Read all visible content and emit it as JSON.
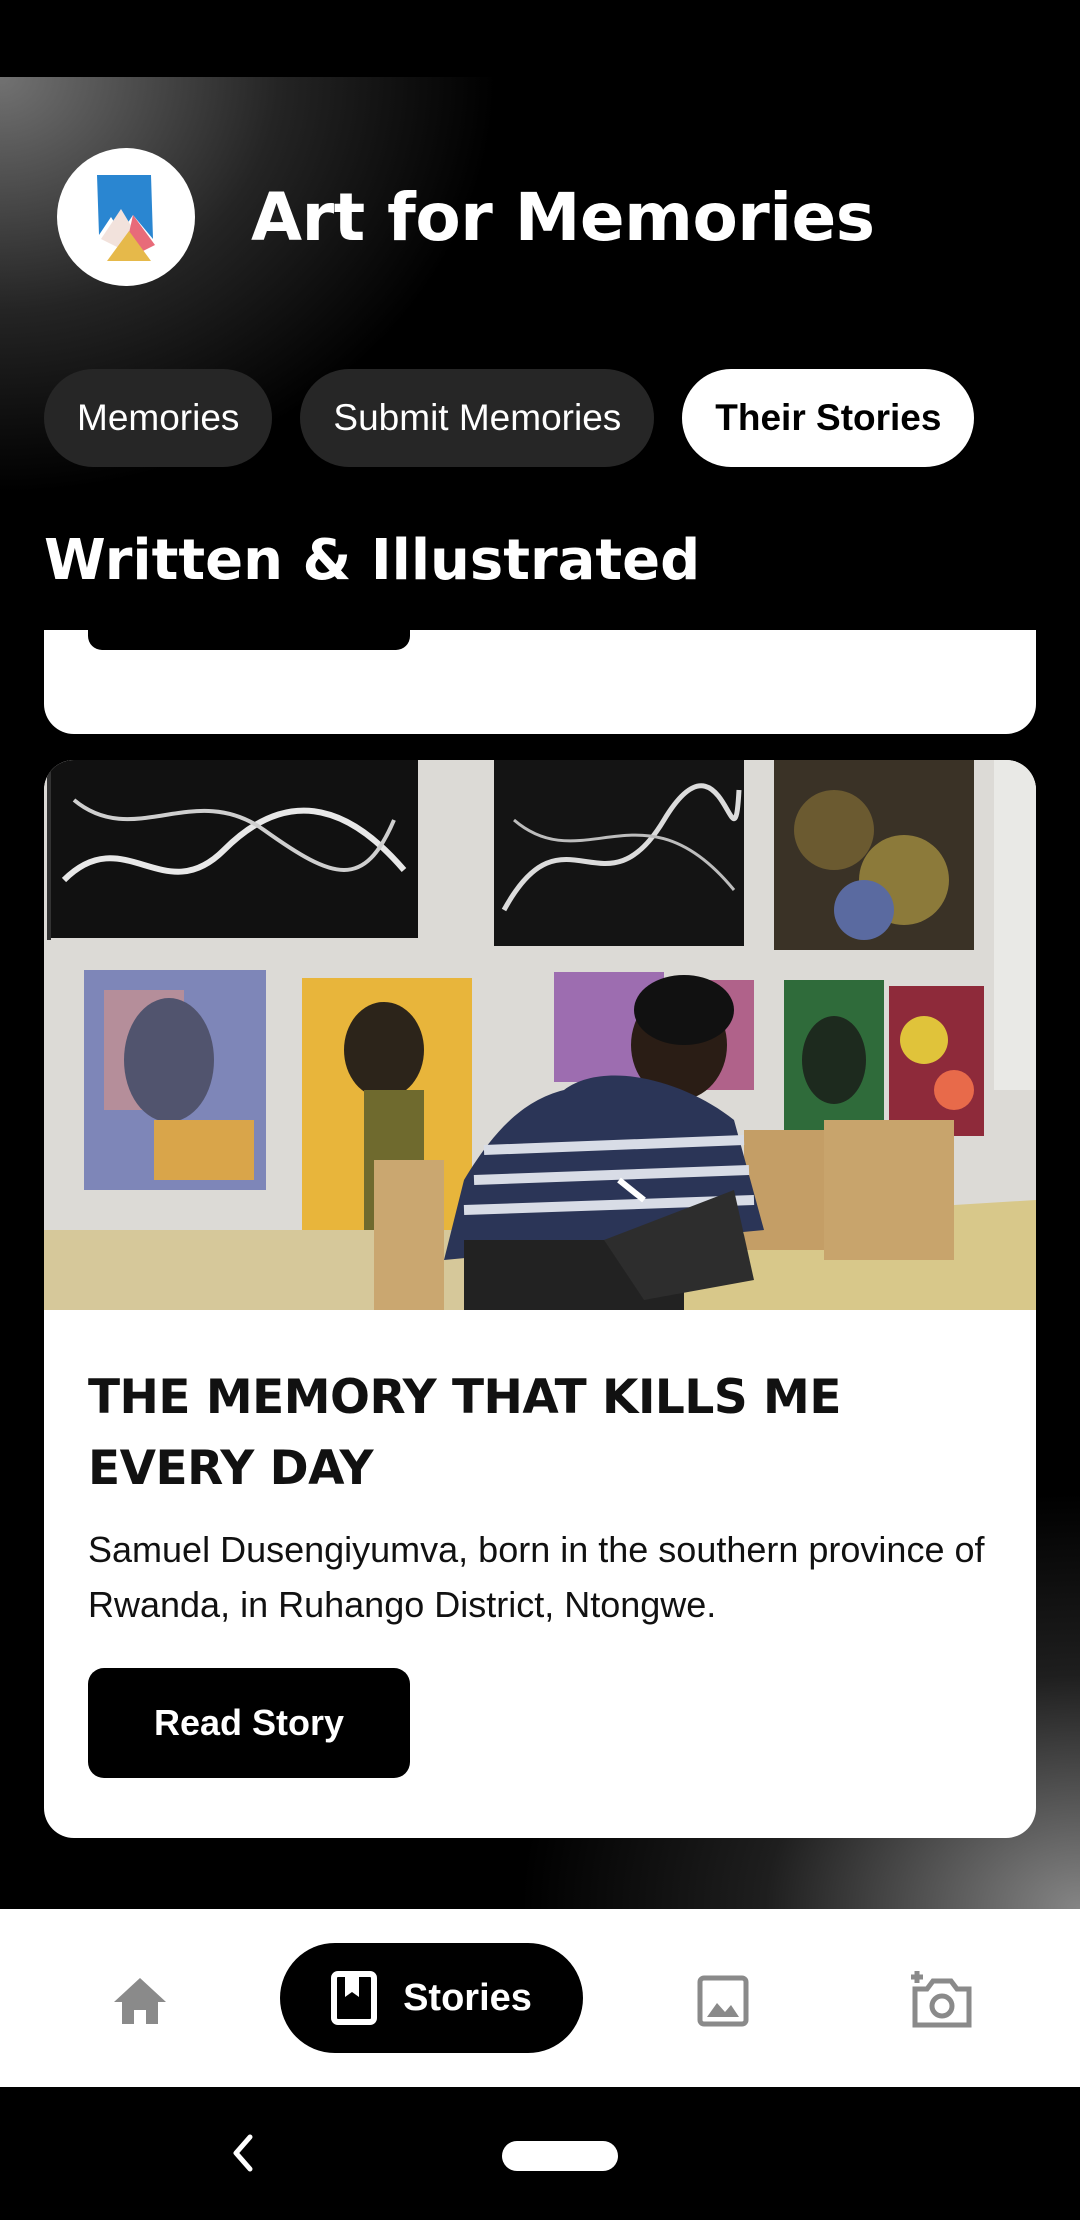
{
  "app": {
    "title": "Art for Memories"
  },
  "tabs": [
    {
      "label": "Memories",
      "active": false
    },
    {
      "label": "Submit Memories",
      "active": false
    },
    {
      "label": "Their Stories",
      "active": true
    }
  ],
  "section": {
    "title": "Written & Illustrated"
  },
  "story_card": {
    "title": "THE MEMORY THAT KILLS ME EVERY DAY",
    "description": "Samuel Dusengiyumva, born in the southern province of Rwanda, in Ruhango District, Ntongwe.",
    "button_label": "Read Story",
    "image": "photo-artist-drawing-on-tablet-in-studio"
  },
  "bottom_nav": {
    "items": [
      {
        "icon": "home-icon",
        "label": ""
      },
      {
        "icon": "book-icon",
        "label": "Stories",
        "active": true
      },
      {
        "icon": "image-icon",
        "label": ""
      },
      {
        "icon": "add-photo-icon",
        "label": ""
      }
    ]
  },
  "colors": {
    "accent": "#000000",
    "surface": "#ffffff",
    "tab_inactive": "#262626",
    "icon_inactive": "#8a8a8a"
  }
}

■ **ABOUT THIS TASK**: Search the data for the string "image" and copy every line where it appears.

■ **WRITTEN REPLY**:
    "image": "photo-artist-drawing-on-tablet-in-studio"
        "icon": "image-icon",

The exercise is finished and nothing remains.